Caitlin Flanagan does it again. It's hard to even isolate all the absurd assumptions and generalizations in this piece.
Note in particular the set of "assumptions" that Flanagan cites as the grounds for second-waver's promotion of sexual liberation, including "that a girl is capable of great sexual desire." Flanagan's skepticism of this underlies her entire essay.
She also apparently feels we should accept a novel by a sexagenarian about a largely apocryphal phenomenon as accurate evidence of contemporary "values of girls’ desire for committed relationships [and] the realities of the sexual era in which we live."
The entire piece is confused; Flanagan doesn't clearly differentiate between when she's talking about the teens of today and the teens of five to ten years before. The upshot: Today's teens are supposedly adapting 1950s "Boyfriend Story" norms and practice in reaction to the aimless whorishness of their elder sisters. That previous generation of girls, cautionary tales that they were, provoked a backlash against "acts and experiences that are frightening, embarrassing, uncomfortable at best, painful at worst." And these girls only were conned into such acts because they were "taught by  peer culture that hookups are what stolen, spin-the-bottle kisses were to girls a quarter century ago."

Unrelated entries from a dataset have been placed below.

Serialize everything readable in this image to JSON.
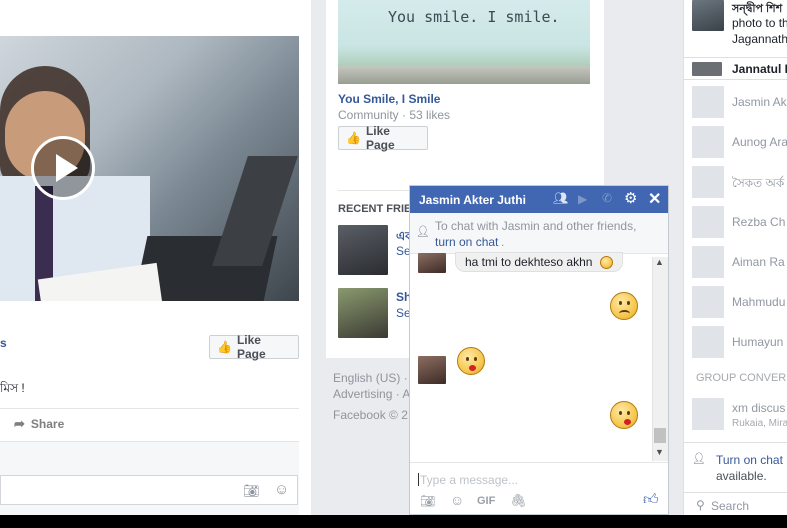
{
  "left_post": {
    "link_fragment": "s",
    "bengali_text": "মিস !",
    "like_page_label": "Like Page",
    "share_label": "Share"
  },
  "middle": {
    "banner_text": "You smile. I smile.",
    "page_title": "You Smile, I Smile",
    "page_meta": "Community · 53 likes",
    "like_page_label": "Like Page",
    "recent_friends_header": "RECENT FRIEN",
    "friend1_name": "এক",
    "friend1_sub": "Se",
    "friend2_name": "Sh",
    "friend2_sub": "Se",
    "footer_line1": "English (US) ·",
    "footer_line2": "Advertising · A",
    "footer_line3": "Facebook © 2"
  },
  "chat": {
    "title": "Jasmin Akter Juthi",
    "notice": "To chat with Jasmin and other friends,",
    "notice_link": "turn on chat",
    "notice_end": ".",
    "message_in": "ha tmi to dekhteso akhn",
    "input_placeholder": "Type a message...",
    "gif_label": "GIF"
  },
  "sidebar": {
    "top_name": "সন্দ্বীপ শিশ",
    "top_line2": "photo to th",
    "top_line3": "Jagannath",
    "featured_name": "Jannatul F",
    "contacts": [
      "Jasmin Ak",
      "Aunog Ara",
      "সৈকত অর্ক",
      "Rezba Ch",
      "Aiman Ra",
      "Mahmudu",
      "Humayun"
    ],
    "group_header": "GROUP CONVERS",
    "group_name": "xm discus",
    "group_members": "Rukaia, Mira",
    "turn_on_chat": "Turn on chat",
    "available": "available.",
    "search_placeholder": "Search"
  }
}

But though Flanagan intones that in her day, girls "looked forward to sex, not as a physical pleasure (although it would—eventually—become that for most of us [EDITOR: Oh, honey.]), but as a way of becoming ever closer to our boyfriends," these modern girls had sex ... for reasons that Flanagan cannot or does not explain. If it's true that the most modern girls could expect was a hookup, and said hookups were not fun or pleasurable, then what was the draw? What story is the "Boyfriend Story" replacing?
Then we reach the crux of the issue: There never was a time where the "Boyfriend Story" was not ascendant. Music and books marketed at teenage girls may vary in their degree of explicitness, but the mainstream media thrust has always been romantic fantasy. I'm reaching for examples from the Bad Old Days (which span what, exactly? 2000-2005? 1995-2005?) for narratives targeted at teen girls that promote clinical and unemotional sex and coming up dry. Even raunchy teen movies of the period typically succumbed to romantic sweetness at the end.
And romantic fantasy is not the exclusive province of girls, any more than lust is solely male. There are indeed girls pining for emotional intimacy with boyfriends who are more interested in merely physical gratification. But there are also teen boys mooning over vivacious, bodacious girls.
Flanagan is, as usual, simultaneously soporific and alarmist, waxing eloquent on the perils of modern feminism and then lulling the reader with the idea that all that unnatural liberation stuff will ultimately not prevail. I'm not sure what the Atlantic gains from having a professional anti-feminist troll/mole writing these columns, but I hope the traffic spike does their revenues enough good to justify the presence of this artfully written dreck.